Comprehensive Counsel for Entity formation in Tennessee
Assisting entrepreneurs, owners, shareholders, partners and directors
Business owners and operators are faced with innumerable choices every day. For entrepreneurs and start-ups, however, deciding what kind of business to form will inform many of those decisions, and help minimize risk in the process. The Law Office of Perry A. Craft, PLLC offers guidance and advice to clients who wish to start their own business, are restructuring their current company or are seeking joint-ventures with existing businesses.
Choosing the right entity
The entity an entrepreneur chooses affects not only liability, but also tax issues. The Law Office of Perry A. Craft, PLLC assists clients in the formation of:
- Sole proprietorships. The most basic business entity is the sole proprietorship. A sole proprietor needs only a social security number and the proper licensing, and remains in total control of the company’s progressions. The government has limited involvement with sole proprietorships, and only taxes revenue once. However, an individual’s personal assets are viewed as the same as the business’s assets if the documentation is drawn up incorrectly, or if the owners isn’t fully aware of how the law views such businesses.
- Corporations. Unlike a sole proprietorship, a corporation is its own legal entity; in the view of the government, corporations are essentially “people;” therefore, an owner’s personal assets and liability are separate from those of the company. The government has far greater oversight into corporations, however, and entities are taxed separately.
- Limited Liability Companies (LLC). An LLC is similar to a corporation in that personal liability is limited. LLCs may be owned by an individual or by another entity (like a corporation) or by partners. Control of the company can be sold through shares, and certain LLCs may be subjected to fewer taxes than standard corporations.
- Partnerships. A partnership can exist between individuals or between business entities. Like a sole proprietorship, a partnership provides very little protection from liability; thus, any debts incurred by one person are the responsibility of all partners. However, any assets brought in are also shared equally. Because the tax laws for partnerships are complex, it is crucial to speak with a business attorney before starting or merging a company.
- Limited Liability Partnerships (LLP). Simply stated, an LLP allows for a “silent” partner, who retains no control over how the company is managed after s/he makes an initial investment.

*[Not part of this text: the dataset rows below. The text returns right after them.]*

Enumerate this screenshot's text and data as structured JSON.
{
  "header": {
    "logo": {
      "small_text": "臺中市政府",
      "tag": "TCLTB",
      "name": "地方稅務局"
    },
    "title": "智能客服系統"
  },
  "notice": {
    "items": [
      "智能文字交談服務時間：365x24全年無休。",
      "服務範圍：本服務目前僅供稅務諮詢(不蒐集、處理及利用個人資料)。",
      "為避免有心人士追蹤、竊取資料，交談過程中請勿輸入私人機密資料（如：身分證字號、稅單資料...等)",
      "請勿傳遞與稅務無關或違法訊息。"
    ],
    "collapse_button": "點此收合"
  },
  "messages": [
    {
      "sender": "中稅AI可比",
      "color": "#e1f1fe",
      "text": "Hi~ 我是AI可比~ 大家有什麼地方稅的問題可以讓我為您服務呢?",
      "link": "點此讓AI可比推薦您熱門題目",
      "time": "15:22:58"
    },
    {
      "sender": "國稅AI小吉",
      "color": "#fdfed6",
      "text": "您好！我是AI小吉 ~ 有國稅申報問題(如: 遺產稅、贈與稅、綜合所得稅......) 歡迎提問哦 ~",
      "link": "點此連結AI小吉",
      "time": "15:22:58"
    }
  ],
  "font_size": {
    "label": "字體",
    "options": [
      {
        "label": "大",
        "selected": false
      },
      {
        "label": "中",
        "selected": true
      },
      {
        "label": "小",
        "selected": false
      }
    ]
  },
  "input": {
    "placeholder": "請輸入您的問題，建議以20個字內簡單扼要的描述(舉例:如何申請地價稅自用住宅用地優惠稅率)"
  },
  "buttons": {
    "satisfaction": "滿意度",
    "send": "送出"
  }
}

The day-to-day operations are managed by a “general” partner, an individual or another business entity, which also retains all liability for the business. LLPs are notoriously complex entities, as the limited partner can become a general partner if s/he oversteps the boundaries. The costs associated in forming an LLP can be higher and the company may be subject to securities laws.
Forming the best business for your needs
The Law Office of Perry A. Craft, PLLC makes the business formation process easier for our clients. We walk our clients through the process of choosing the right entity to suit their business model. For more information about business formation, please call 615.239.1899 or fill out our contact form to reserve a consultation time.